Ruling party powerbroker Ichiro Ozawa pledged bold steps on Thursday to fix Japan's flagging economy if he becomes premier, floating tax cuts and threatening to intervene in currency markets to curb the yen's rapid rise.

Ozawa would likely become prime minister if he defeats Prime Minister Naoto Kan in a September 14 Democratic Party of Japan (DPJ) leadership vote, but the outcome is too close to call. He heads the biggest group of DPJ lawmakers but his scandal-tainted image puts off the public and could affect the vote.

The battle in the party, which swept to power a year ago, underscores a rift that could derail Kan's efforts to curb a public debt already twice the size of the $5 trillion economy.

I think we need to transform the economy into one that does not rely on external demand, Ozawa said in a televised debate with Kan.
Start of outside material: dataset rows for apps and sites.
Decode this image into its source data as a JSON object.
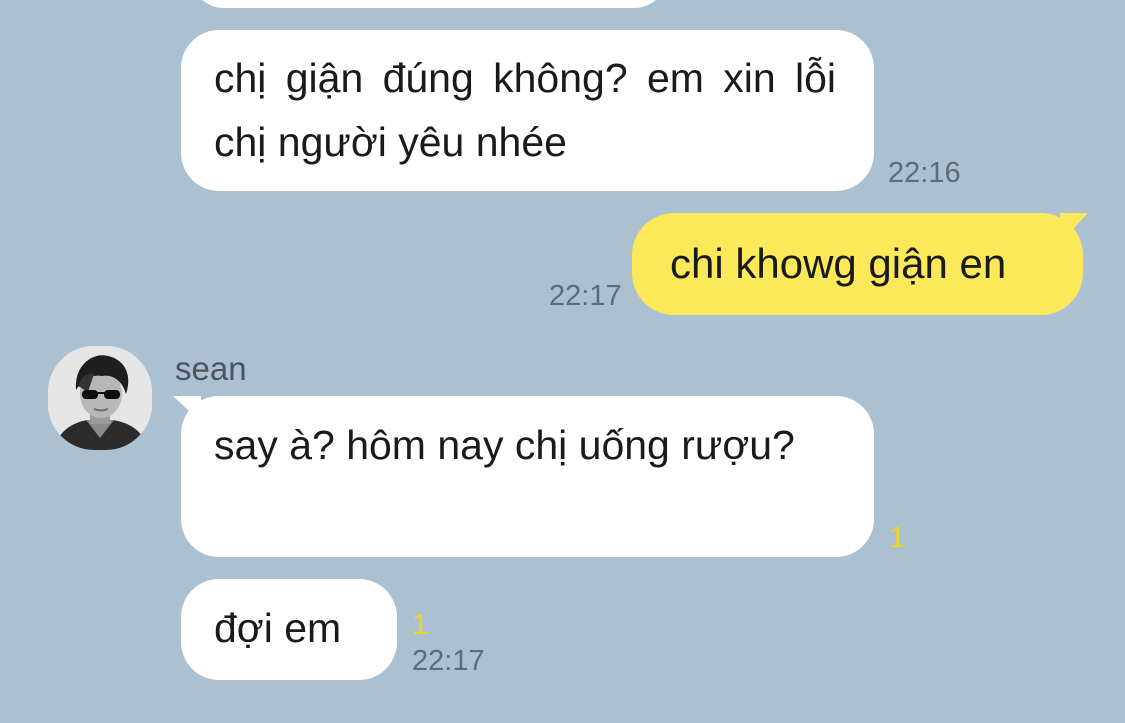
{
  "messages": [
    {
      "direction": "incoming",
      "text": "chị giận đúng không? em xin lỗi chị người yêu nhée",
      "time": "22:16"
    },
    {
      "direction": "outgoing",
      "text": "chi khowg giận en",
      "time": "22:17"
    },
    {
      "direction": "incoming",
      "sender": "sean",
      "text": "say à? hôm nay chị uống rượu?",
      "unread": "1"
    },
    {
      "direction": "incoming",
      "text": "đợi em",
      "unread": "1",
      "time": "22:17"
    }
  ],
  "colors": {
    "background": "#abc1d1",
    "incoming_bubble": "#ffffff",
    "outgoing_bubble": "#fbe959",
    "unread_count": "#f2d41f",
    "timestamp": "#5f6b75"
  },
  "icons": {
    "avatar": "user-avatar-photo"
  }
}
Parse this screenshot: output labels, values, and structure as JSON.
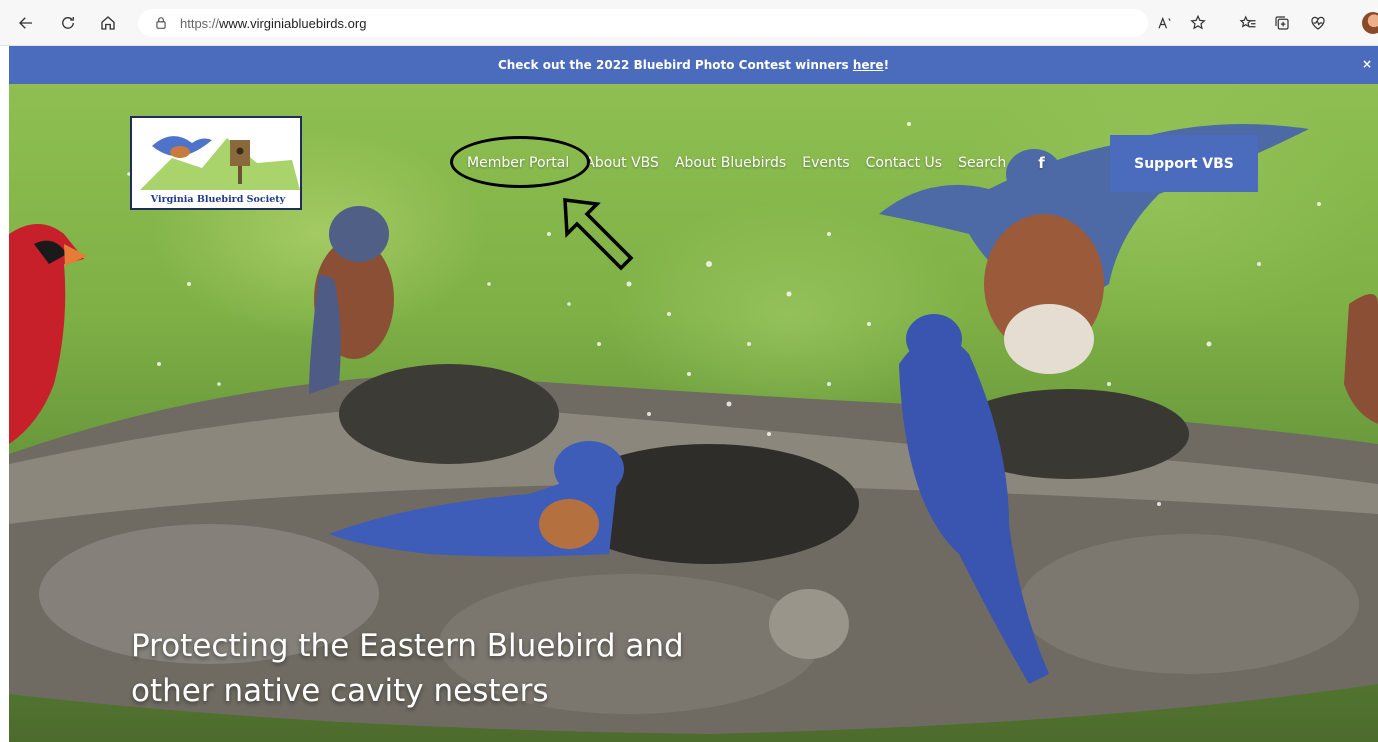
{
  "browser": {
    "url_protocol": "https://",
    "url_host": "www.virginiabluebirds.org"
  },
  "banner": {
    "text_before": "Check out the 2022 Bluebird Photo Contest winners ",
    "link_text": "here",
    "text_after": "!",
    "close_label": "×"
  },
  "logo": {
    "text": "Virginia Bluebird Society"
  },
  "nav": {
    "items": [
      "Member Portal",
      "About VBS",
      "About Bluebirds",
      "Events",
      "Contact Us",
      "Search"
    ],
    "facebook": "f"
  },
  "support_button": "Support VBS",
  "hero": {
    "title_line1": "Protecting the Eastern Bluebird and",
    "title_line2": "other native cavity nesters"
  },
  "colors": {
    "accent": "#4b6bbd",
    "hero_green": "#7eb046",
    "annotation": "#000000"
  },
  "icons": [
    "back-icon",
    "refresh-icon",
    "home-icon",
    "lock-icon",
    "read-aloud-icon",
    "favorite-add-icon",
    "favorites-icon",
    "collections-icon",
    "health-icon",
    "profile-avatar"
  ]
}
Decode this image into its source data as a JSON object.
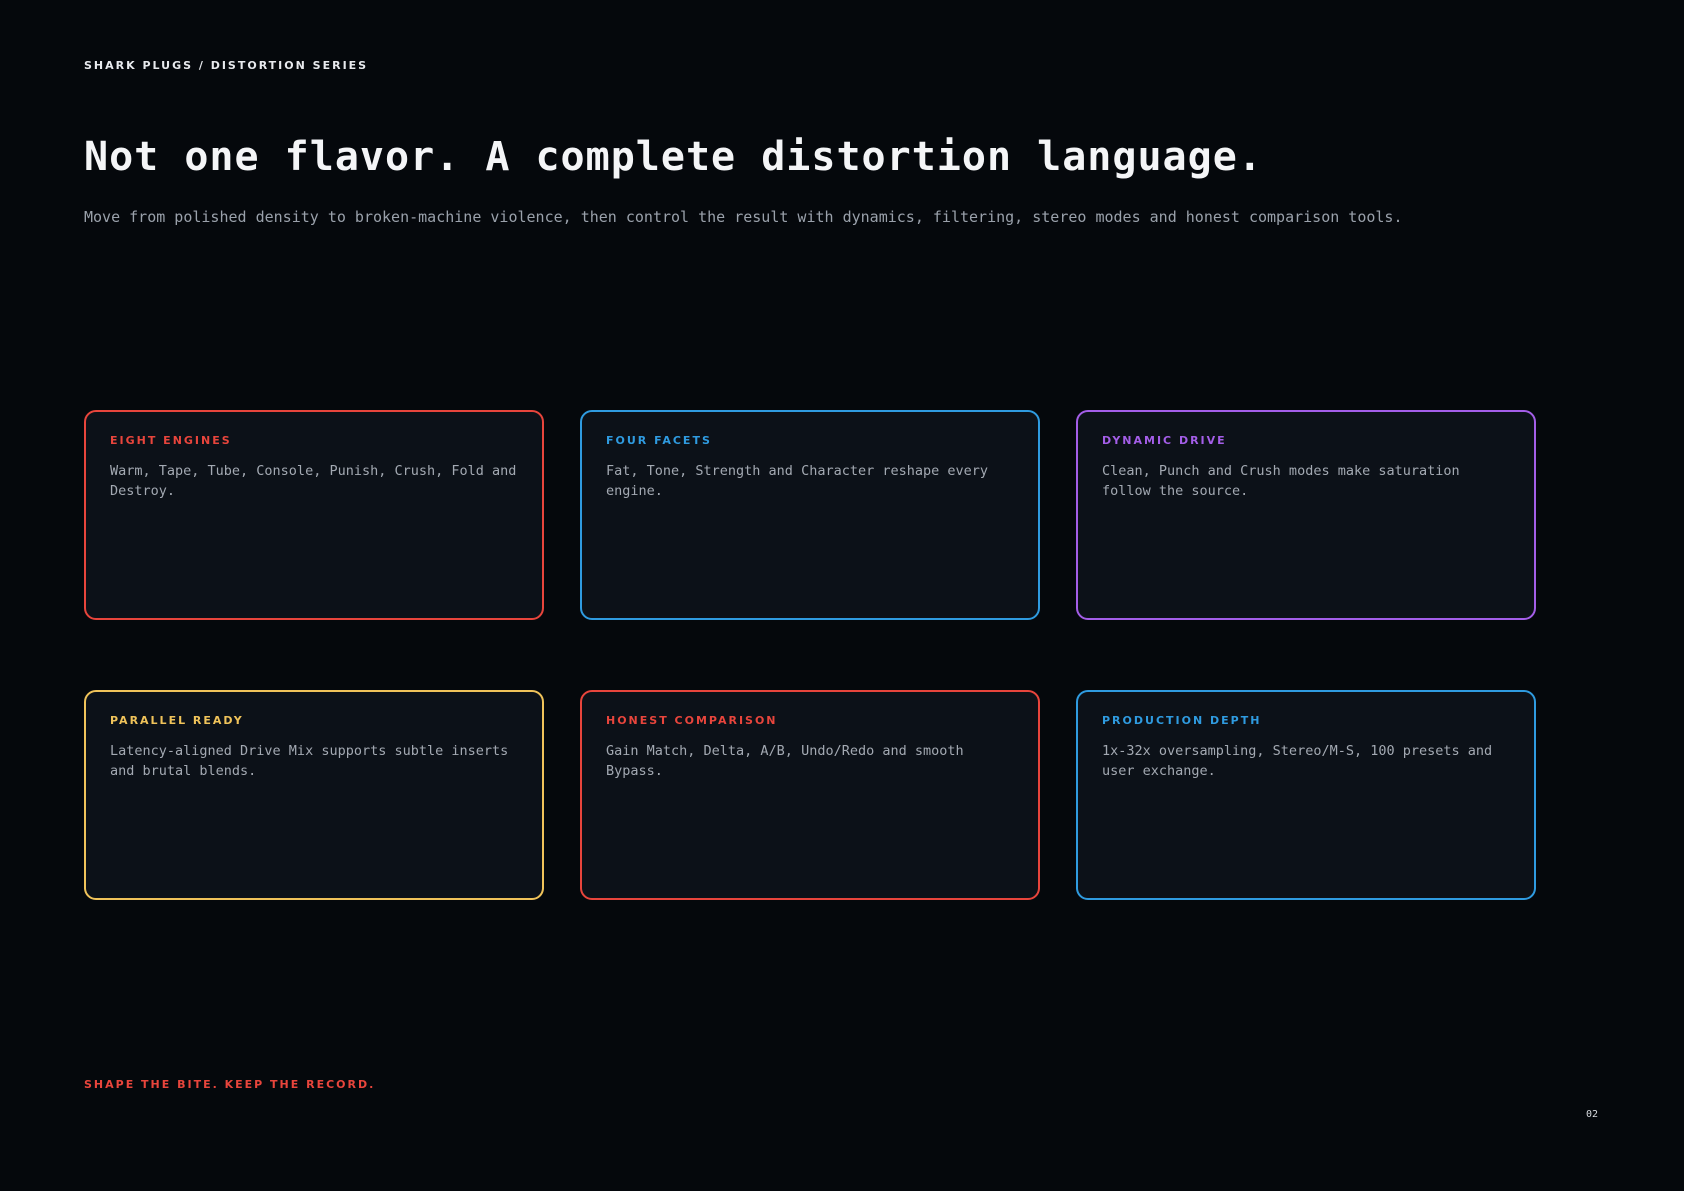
{
  "header": {
    "eyebrow": "SHARK PLUGS / DISTORTION SERIES",
    "title": "Not one flavor. A complete distortion language.",
    "subtitle": "Move from polished density to broken-machine violence, then control the result with dynamics, filtering, stereo modes and honest comparison tools."
  },
  "cards": [
    {
      "title": "EIGHT ENGINES",
      "body": "Warm, Tape, Tube, Console, Punish, Crush, Fold and Destroy.",
      "color": "#e8453c"
    },
    {
      "title": "FOUR FACETS",
      "body": "Fat, Tone, Strength and Character reshape every engine.",
      "color": "#2f9be0"
    },
    {
      "title": "DYNAMIC DRIVE",
      "body": "Clean, Punch and Crush modes make saturation follow the source.",
      "color": "#a45ee8"
    },
    {
      "title": "PARALLEL READY",
      "body": "Latency-aligned Drive Mix supports subtle inserts and brutal blends.",
      "color": "#f0c35a"
    },
    {
      "title": "HONEST COMPARISON",
      "body": "Gain Match, Delta, A/B, Undo/Redo and smooth Bypass.",
      "color": "#e8453c"
    },
    {
      "title": "PRODUCTION DEPTH",
      "body": "1x-32x oversampling, Stereo/M-S, 100 presets and user exchange.",
      "color": "#2f9be0"
    }
  ],
  "footer": {
    "tagline": "SHAPE THE BITE. KEEP THE RECORD.",
    "page_number": "02"
  }
}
Ozawa, a critic of Kan for floating a possible rise in the 5 percent sales tax before a July upper house election that cost the ruling bloc its majority in the chamber, said he had plans for big cuts in income and residential taxes and stressed the need to cut wasteful spending. He did not elaborate.

Ozawa added he was not averse to debating the sales tax, but promised -- as Kan has also done -- not to raise the levy before a lower house election that must be held by late 2013.

I am thinking of big cuts for income tax and residential taxes ... I think it is fine to debate the tax system in general, including the sales tax, he said.

The sales tax is politically a highly sensitive issue in Japan. The last hike, from 3 to 5 percent in 1997, was widely blamed by voters for derailing a nascent economic recovery.


Ozawa's propensity for economic stimulus has been welcomed by some financial market players worried about Japan's faltering economy, but would also exacerbate concerns about mounting debt and so steepen the yield curve for Japanese government bonds.

He lacks a clear plan on how he will finance this, said Yasuo Yamamoto, a senior economist at Mizuho Research Institute, adding that stimulus could help but only if interest rates do not rise.

The party race coincides with a rise in the yen that threatens Japan's fragile recovery. A Bank of Japan decision on Monday to boost a cheap loan scheme did little to weaken the currency, hovering near a 15-year high against the dollar.

Ozawa, repeating a stance in his policy platform issued on Wednesday, said Japan must be ready to intervene in currency markets to stem the yen's rise, even if it meant going it alone.

Room for further monetary policy steps is limited, Ozawa said. With the global community tolerating a strong yen, it might be hard for solo currency intervention to have an effect. Still, the yen's rise has come to a level where we will need to act with such a determination.

Markets did not react much, and some analysts questioned whether he would talk as tough if he became prime minister.

Ozawa is now in a position outside the government so there is an element of him being able to say what he wants, said Osamu Takashima, chief FX strategist, Japan, for Citibank in Tokyo.

There is no telling if Ozawa will win, and even if he does, there is no guarantee that there will be a change in the foreign exchange policy (of the government), he added.

The DPJ swept to power a year ago for the first time promising change, but it has stumbled on economic and diplomatic fronts, struggling to craft a plan to end decades of stagnation and straining ties with key security ally the United States.

Ozawa said he would respect an existing deal with Washington over the relocation of a U.S. military base in southern Japan but wanted to renew discussions on how to win local support, a move that risks reviving a feud with Japan's closest ally.

(Reporting by Chisa Fujioka, Yoko Nishikawa, Yoko Kubota, Leika Kihara; Writing by Linda Sieg; Editing by Alex Richardson)